There are a few things moms can do to improve their financial health. To start, parents should avoid these five common money mistakes:

1. Putting your child’s education ahead of your retirement savings
We all want to help our kids get the best education possible, but that shouldn’t be at the expense of your retirement savings. Let me be clear: if you retire broke, your kids will have to look after you. Do you really want to be a financial burden on them? Without any retirement savings, this is what could happen. It’s better to encourage them to save for school on their own than ask them for money support later in life.

2. Not teaching your kids about money
Parents need to set limits and teach their kids about money. Doing so will give them a solid financial footing for their future and will help set boundaries about money and spending. Instilling frugal values will help your kids understand the difference between wants and needs and will make it easier to explain what you can and can’t afford to buy them — or even better, how to save and buy things for themselves.

3. Falling into the $1000 stroller trap
The first time my husband and I went stroller shopping, we came very close to dropping nearly a $1,000 on a stroller. Why? Because the salesperson made it seem like we would suffer without it. We felt like bad parents walking away from it. As your kids get older, that feeling just worsens. The pressure to spend big money on your kids can be intense — from birthday parties to Christmas gifts, it never ends. Don’t fall into this trap.

4. Quitting work to stay home with kids (without asking the right questions first)

Becoming a stay-at-home mom is a huge decision and it’s also really emotional. Too often, women don’t ask the big questions before making that change. Questions like “what impact will this have on my long-term finances?” and “How hard will it be to re-enter the workforce?” and “How comfortable am I being financially dependent on my partner?” Before making the choice to stay home with the kids, make sure you and your partner sit down and cover all the angles.
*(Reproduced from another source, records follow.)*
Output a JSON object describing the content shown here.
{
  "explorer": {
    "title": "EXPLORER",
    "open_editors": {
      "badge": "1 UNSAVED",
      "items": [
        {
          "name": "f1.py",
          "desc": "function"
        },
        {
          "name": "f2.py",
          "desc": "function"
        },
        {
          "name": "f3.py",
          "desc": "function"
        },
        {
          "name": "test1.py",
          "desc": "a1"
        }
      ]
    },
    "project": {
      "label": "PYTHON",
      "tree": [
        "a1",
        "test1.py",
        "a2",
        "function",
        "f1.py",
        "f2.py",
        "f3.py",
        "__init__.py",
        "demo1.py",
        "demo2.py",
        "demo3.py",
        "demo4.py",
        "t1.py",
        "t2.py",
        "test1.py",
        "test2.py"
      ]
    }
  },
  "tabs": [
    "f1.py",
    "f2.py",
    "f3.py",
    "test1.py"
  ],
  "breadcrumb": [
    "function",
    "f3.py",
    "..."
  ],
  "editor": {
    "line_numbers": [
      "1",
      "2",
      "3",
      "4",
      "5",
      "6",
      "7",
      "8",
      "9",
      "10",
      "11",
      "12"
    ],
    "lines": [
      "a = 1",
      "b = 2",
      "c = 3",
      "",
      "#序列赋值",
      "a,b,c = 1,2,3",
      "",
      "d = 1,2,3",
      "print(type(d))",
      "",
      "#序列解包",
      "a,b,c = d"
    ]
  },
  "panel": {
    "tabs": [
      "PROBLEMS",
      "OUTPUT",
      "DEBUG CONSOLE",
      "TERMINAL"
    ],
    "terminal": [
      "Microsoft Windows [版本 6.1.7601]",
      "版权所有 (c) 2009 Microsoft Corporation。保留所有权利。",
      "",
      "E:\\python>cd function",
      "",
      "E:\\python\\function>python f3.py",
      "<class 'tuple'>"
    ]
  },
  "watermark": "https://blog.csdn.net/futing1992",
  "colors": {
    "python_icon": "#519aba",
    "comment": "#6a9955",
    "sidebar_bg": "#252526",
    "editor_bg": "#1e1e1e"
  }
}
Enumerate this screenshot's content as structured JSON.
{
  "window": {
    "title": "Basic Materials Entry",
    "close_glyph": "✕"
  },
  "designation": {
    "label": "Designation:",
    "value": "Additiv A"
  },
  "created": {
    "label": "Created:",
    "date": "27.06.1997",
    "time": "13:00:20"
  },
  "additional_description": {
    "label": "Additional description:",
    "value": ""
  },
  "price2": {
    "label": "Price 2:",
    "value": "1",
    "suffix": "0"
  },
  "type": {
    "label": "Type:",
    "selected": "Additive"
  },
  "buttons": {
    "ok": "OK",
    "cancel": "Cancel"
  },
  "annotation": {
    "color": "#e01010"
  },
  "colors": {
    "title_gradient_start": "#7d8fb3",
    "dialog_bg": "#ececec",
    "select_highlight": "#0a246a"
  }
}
5. Giving in to guilt
Women are usually more prone to feeling guilty, especially when it comes to our kids. But guilt can lead us to make very bad financial decisions, like spending $200 on a birthday cake for your kid’s birthday party because you had to work all weekend. Or letting your adult kid live at home rent-free because you feel bad asking him to help with the household bills. Don’t let guilt hold you back financially. Not only is it bad for you, it sets a bad example for your kids.